|"Darwin said if a single organ or creature could be found whose origin could not be explained by his theory, his theory would be falsified. Today, we know of thousands of such examples. Consider the metamorphosis of the Monarch butterfly. The egg produces a caterpillar which crawls on legs and eats leaves. After some time and several molts, the caterpillar changes in less than two minutes into a chrysalis (an engineering marvel). Evolution by random mutations, if it were possible, would require thousands of years to do this. The creature would never survive. The green jelly inside the chrysalis, in a few days, changes into a butterfly. No evolutionist[sic] can even imagine an evolutionary process that could accomplish this. One evolutionary book stated that this is a miraculous process, the origin of which defies description." --- Reverend Duane Gish|
Reverend Gish appears to believe that just because he cannot
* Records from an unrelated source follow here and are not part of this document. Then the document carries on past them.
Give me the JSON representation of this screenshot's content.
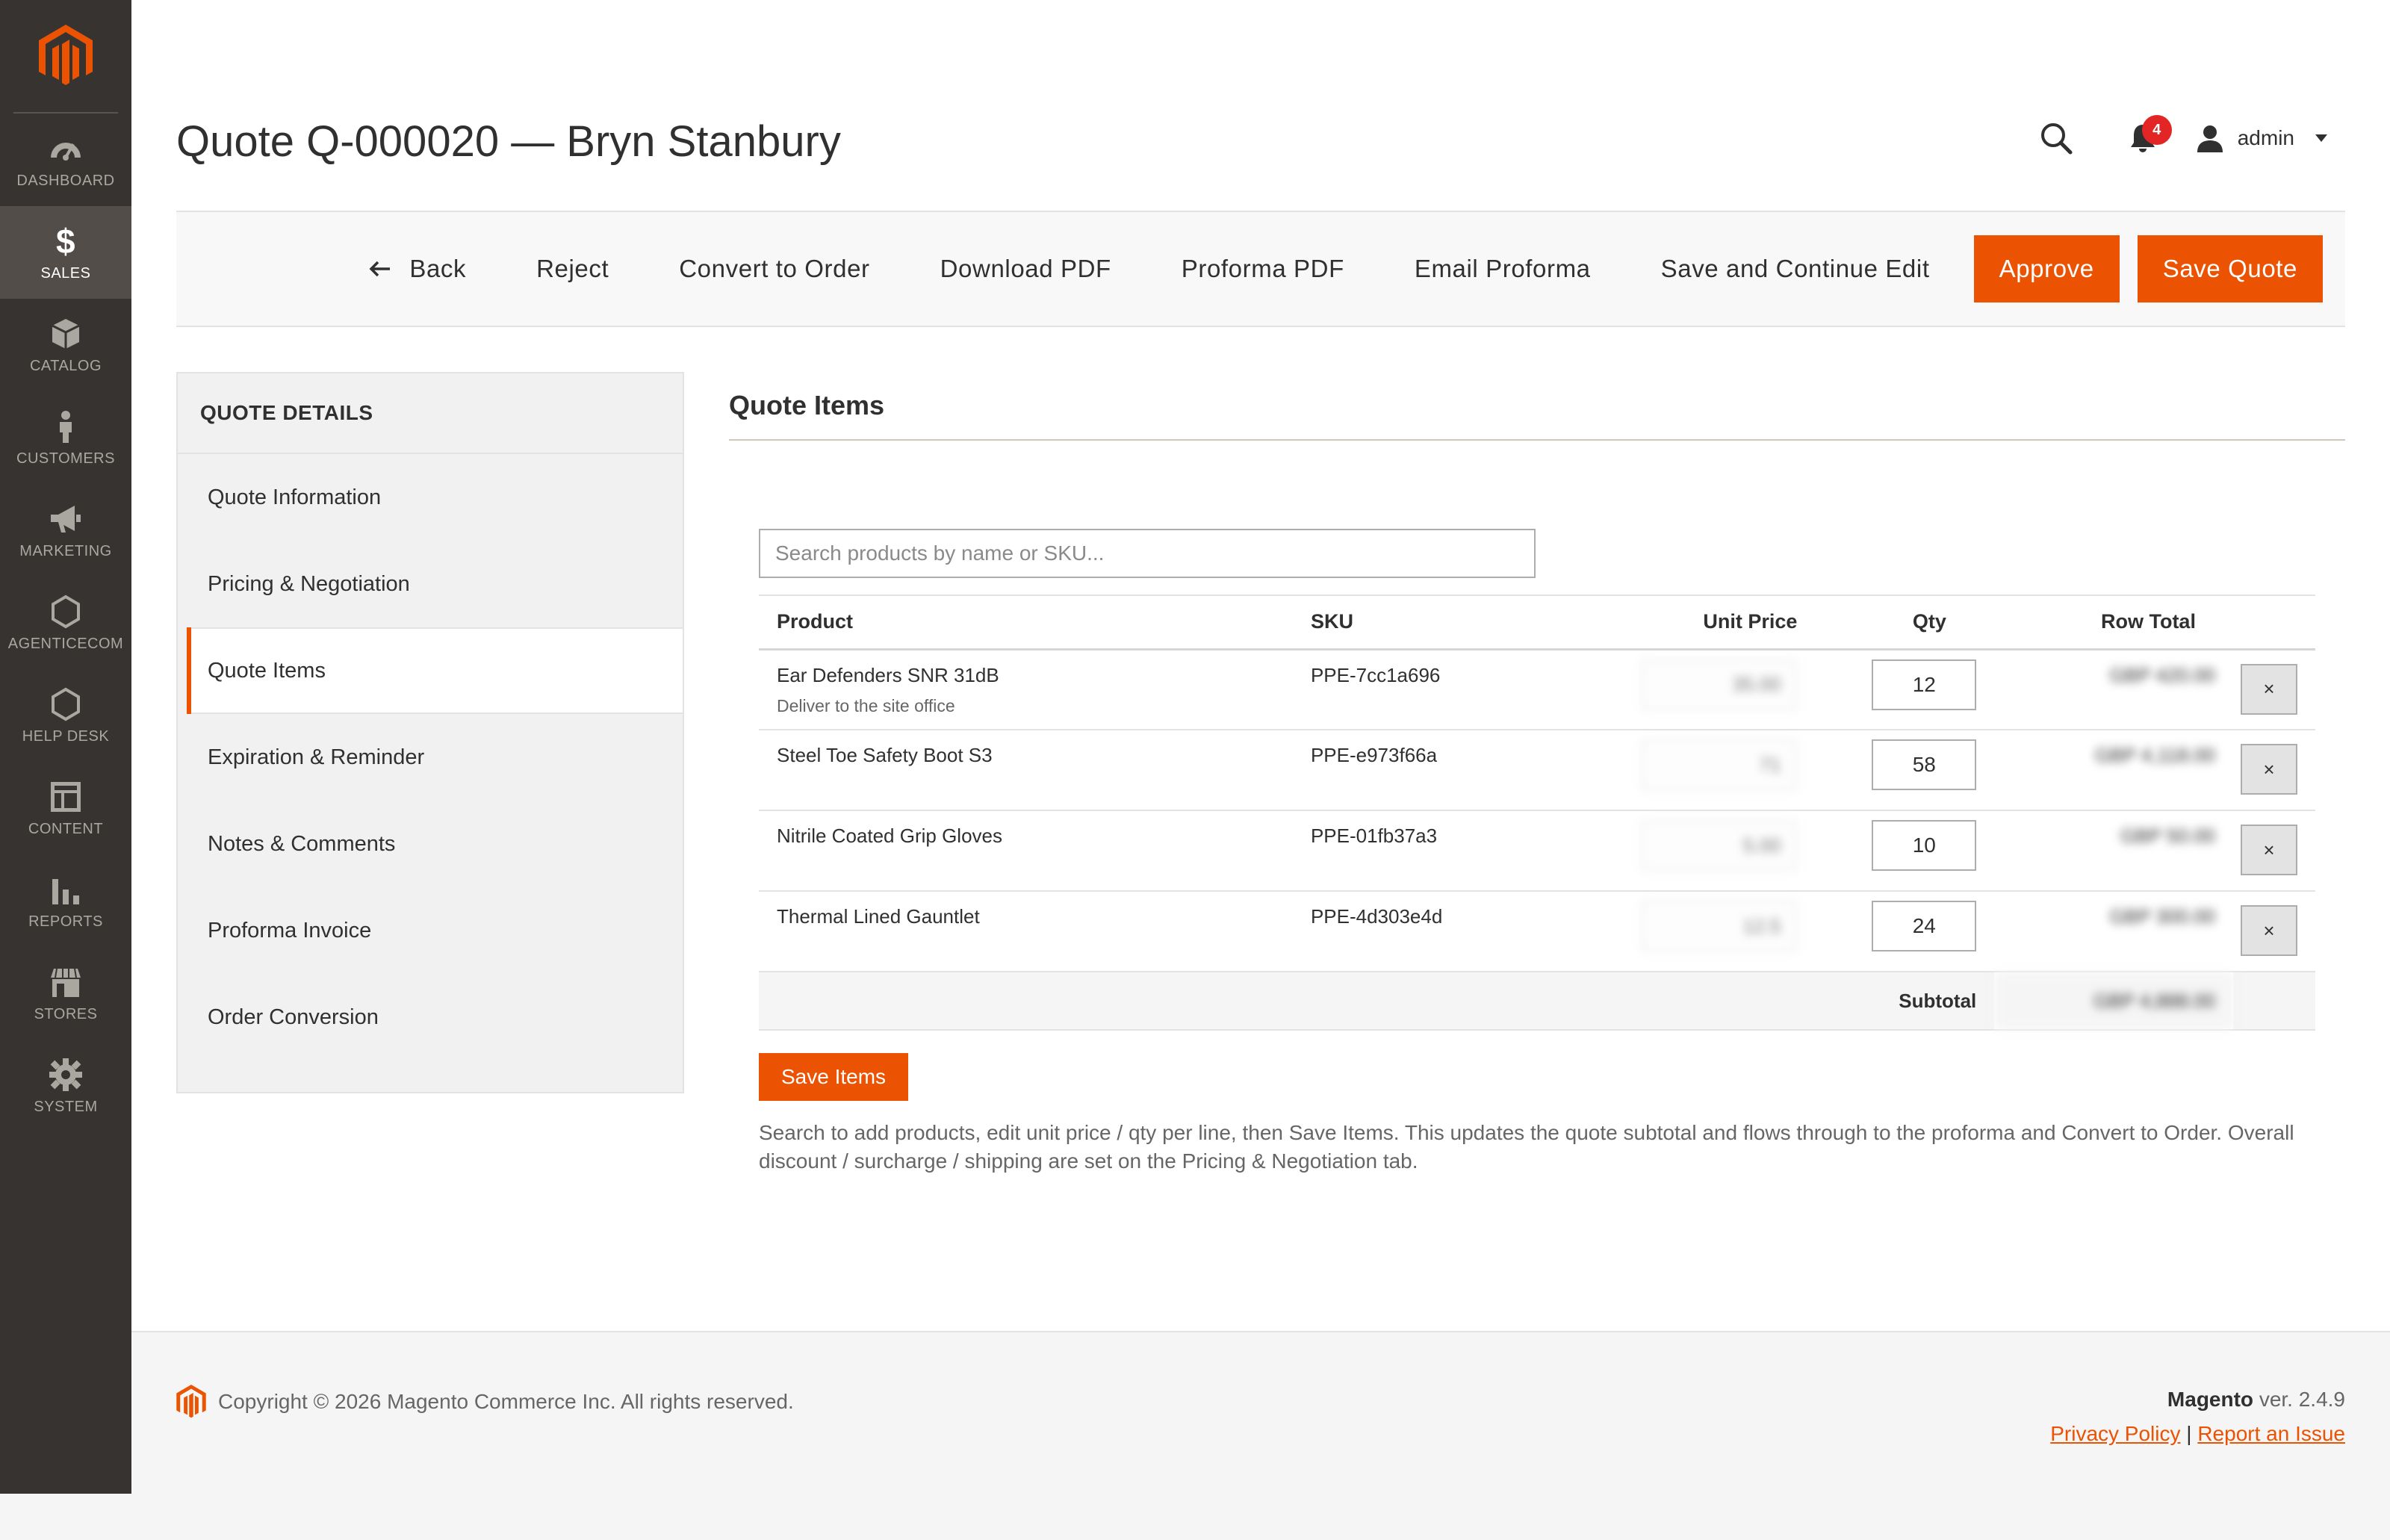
{
  "nav": {
    "items": [
      {
        "label": "DASHBOARD",
        "icon": "dashboard-icon"
      },
      {
        "label": "SALES",
        "icon": "dollar-icon",
        "glyph": "$"
      },
      {
        "label": "CATALOG",
        "icon": "catalog-icon"
      },
      {
        "label": "CUSTOMERS",
        "icon": "customers-icon"
      },
      {
        "label": "MARKETING",
        "icon": "megaphone-icon"
      },
      {
        "label": "AGENTICECOM",
        "icon": "hexagon-icon"
      },
      {
        "label": "HELP DESK",
        "icon": "hexagon-icon"
      },
      {
        "label": "CONTENT",
        "icon": "content-icon"
      },
      {
        "label": "REPORTS",
        "icon": "bar-chart-icon"
      },
      {
        "label": "STORES",
        "icon": "store-icon"
      },
      {
        "label": "SYSTEM",
        "icon": "gear-icon"
      }
    ]
  },
  "header": {
    "title": "Quote Q-000020 — Bryn Stanbury",
    "notification_count": "4",
    "user": "admin"
  },
  "actions": {
    "back": "Back",
    "reject": "Reject",
    "convert": "Convert to Order",
    "download_pdf": "Download PDF",
    "proforma_pdf": "Proforma PDF",
    "email_proforma": "Email Proforma",
    "save_continue": "Save and Continue Edit",
    "approve": "Approve",
    "save_quote": "Save Quote"
  },
  "tabs": {
    "title": "QUOTE DETAILS",
    "items": [
      "Quote Information",
      "Pricing & Negotiation",
      "Quote Items",
      "Expiration & Reminder",
      "Notes & Comments",
      "Proforma Invoice",
      "Order Conversion"
    ]
  },
  "section": {
    "title": "Quote Items",
    "search_placeholder": "Search products by name or SKU..."
  },
  "table": {
    "headers": {
      "product": "Product",
      "sku": "SKU",
      "unit_price": "Unit Price",
      "qty": "Qty",
      "row_total": "Row Total"
    },
    "rows": [
      {
        "product": "Ear Defenders SNR 31dB",
        "note": "Deliver to the site office",
        "sku": "PPE-7cc1a696",
        "unit_price": "35.00",
        "qty": "12",
        "row_total": "GBP 420.00"
      },
      {
        "product": "Steel Toe Safety Boot S3",
        "note": "",
        "sku": "PPE-e973f66a",
        "unit_price": "71",
        "qty": "58",
        "row_total": "GBP 4,118.00"
      },
      {
        "product": "Nitrile Coated Grip Gloves",
        "note": "",
        "sku": "PPE-01fb37a3",
        "unit_price": "5.00",
        "qty": "10",
        "row_total": "GBP 50.00"
      },
      {
        "product": "Thermal Lined Gauntlet",
        "note": "",
        "sku": "PPE-4d303e4d",
        "unit_price": "12.5",
        "qty": "24",
        "row_total": "GBP 300.00"
      }
    ],
    "delete_label": "×",
    "subtotal_label": "Subtotal",
    "subtotal_value": "GBP 4,888.00"
  },
  "save_items_label": "Save Items",
  "help_text": "Search to add products, edit unit price / qty per line, then Save Items. This updates the quote subtotal and flows through to the proforma and Convert to Order. Overall discount / surcharge / shipping are set on the Pricing & Negotiation tab.",
  "footer": {
    "copyright": "Copyright © 2026 Magento Commerce Inc. All rights reserved.",
    "brand": "Magento",
    "version": "ver. 2.4.9",
    "privacy": "Privacy Policy",
    "separator": "|",
    "report": "Report an Issue"
  },
  "colors": {
    "accent": "#eb5202",
    "nav_bg": "#373330",
    "badge": "#e22626"
  }
}
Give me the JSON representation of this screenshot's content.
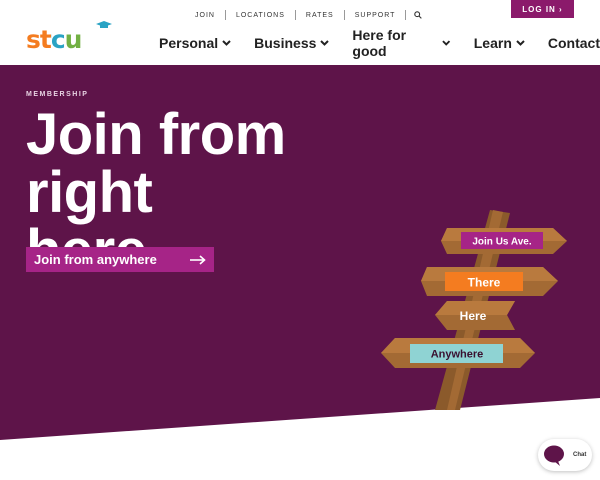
{
  "brand": {
    "logo_text": "stcu",
    "logo_colors": {
      "s": "#f47c20",
      "t": "#f47c20",
      "c": "#2aa3c4",
      "u": "#72b043"
    }
  },
  "utility_nav": {
    "items": [
      "JOIN",
      "LOCATIONS",
      "RATES",
      "SUPPORT"
    ],
    "search_icon": "search-icon"
  },
  "login": {
    "label": "LOG IN ›"
  },
  "main_nav": {
    "items": [
      {
        "label": "Personal",
        "has_dropdown": true
      },
      {
        "label": "Business",
        "has_dropdown": true
      },
      {
        "label": "Here for good",
        "has_dropdown": true
      },
      {
        "label": "Learn",
        "has_dropdown": true
      },
      {
        "label": "Contact",
        "has_dropdown": false
      }
    ]
  },
  "hero": {
    "eyebrow": "MEMBERSHIP",
    "headline_line1": "Join from right",
    "headline_line2": "here.",
    "cta_label": "Join from anywhere",
    "cta_icon": "arrow-right-icon",
    "background_color": "#5e1449",
    "signs": [
      "Join Us Ave.",
      "There",
      "Here",
      "Anywhere"
    ]
  },
  "chat": {
    "label": "Chat",
    "icon": "chat-bubble-icon"
  },
  "colors": {
    "accent": "#8b1a6b",
    "cta": "#a62487",
    "hero_bg": "#5e1449"
  }
}
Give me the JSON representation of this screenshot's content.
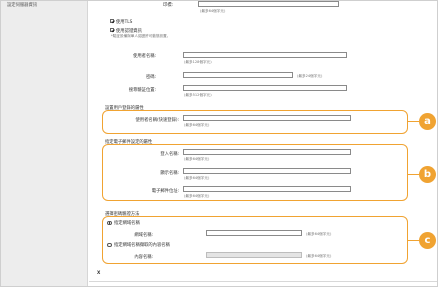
{
  "left": {
    "section_label": "設定伺服器資訊"
  },
  "top": {
    "port_label": "印標:",
    "port_hint": "(最多64個字元)",
    "tls_label": "使用TLS",
    "use_auth_label": "使用認證資訊",
    "auth_note": "*驗証設備與單人認證許可動態設置。",
    "username_label": "使用者名稱:",
    "username_hint": "(最多128個字元)",
    "password_label": "密碼:",
    "password_hint": "(最多24個字元)",
    "auth_info_label": "搜尋驗証位置:",
    "auth_info_hint": "(最多512個字元)"
  },
  "section_a": {
    "title": "設置用戶登錄的屬性",
    "field_label": "使用者名稱(快速登錄):",
    "field_hint": "(最多64個字元)",
    "callout": "a"
  },
  "section_b": {
    "title": "指定電子郵件設定的屬性",
    "field1_label": "登入名稱:",
    "field1_hint": "(最多64個字元)",
    "field2_label": "顯示名稱:",
    "field2_hint": "(最多64個字元)",
    "field3_label": "電子郵件位址:",
    "field3_hint": "(最多64個字元)",
    "callout": "b"
  },
  "section_c": {
    "title": "選擇密碼驗證方法",
    "option1_label": "指定網域名稱",
    "domain_label": "網域名稱:",
    "domain_hint": "(最多64個字元)",
    "option2_label": "指定網域名稱擷取的內容名稱",
    "attr_label": "內容名稱:",
    "attr_hint": "(最多64個字元)",
    "callout": "c"
  },
  "footer": {
    "marker": "X"
  },
  "colors": {
    "accent": "#f0a332",
    "sidebar": "#ededed",
    "input_border": "#8a8a8a"
  }
}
understand or figure out how a caterpillar evolved to turn into
a butterfly, it must not be possible for evolutionary processes
to achieve the effect. This is pure arrogance on his part, based
upon his gross ignorance and apparent inability or lack of
desire to study the issue. He is merely content to stew in his
ignorance and wail "'Tain't so!"
The fact that any process of nature is not CURRENTLY understood by scientists (and there are hundreds of thousands) does not automatically mean scientists must assign that process to "god dunnit." That was the belief of people who were ignorant of natural processes and forces, who attributed stuff like lightning and thunder to god (Zeus, Thor, et al). One can be confident that butterflys evolved because it is nearly[*] certain that all of the other species that have existed and currently exist on Earth have evolved (the evidence for this is conclusive and not disputed).
[*] All sciences, including the evolutionary sciences, deal in levels of confidence: science (other than mathematics) never deals in certainty. That is, certainty is not the venue of science. If you want to believe something with absolute certanty, there are tens of thousands of cults you may join. That evolution occured and occurs is so confidently factual, it is a near-certainty.
As for "design."
The argument via design claim runs something as follows. If I found a watch sitting in an empty field, I would immediately recognize that it has been created because it exhibits all the signs of design. I look at the Universe and it appears to be designed, therefore it must have been created.
This is an argument by analogy in which one claims that since the design exhibited by a watch means there must have been a watchmaker, the design exhibited by the universe must mean that there was a creator(s).
As Hume correctly pointed out, argument via analogy only holds if the arguments are analogous.
If I were to hand an object to [Rev Gish], for example, in the overwhelming majority of cases he would be able to correctly identify it as either a manmade artifact or a natural artifact. This amazing ability of every human to separate out manmade from natural artifacts is only possible because we have been able to repeatedly examine both types of objects, and we are familiar with the characteristics of both natural and human artifacts.
Now on the other hand, you have the Universe which contains everything you can see / touch / taste / smell / hear. You have no point of reference to compare the Universe to (and we are starting out under the assumption that we are not sure whether the Universe was created or not). If the Universe is the handiwork of a creator(s), you can only experience what a Universe designed by a creator(s) is like. If it is not designed by a creator(s) you can only experience what a Universe that is not designed by a creator(s) is like.
In the case of the watch or any item I may hand you, you have two clearly distinct designations, manmade or natural. For the Universe you only have one designation (and you are not sure which designation, created or noncreated). Therefore, the primary attributes of the object and the Universe that is the subject of the analogy is known, a priori, NOT to be analogous (even if we are not sure exactly what the state of the Universe is with regard to the createdness question).
It is for this reason that [any] version of the watchmaker argument is fallacious. It might hearten some Creationists to know, however, that the same fallacy will also destroy any "evolutionists" attempts to reverse the argument. (Of course, I've never seen an "evolutionist" try to argue this in reverse, but I'm sure it could happen.)--- Jeffrey Shallit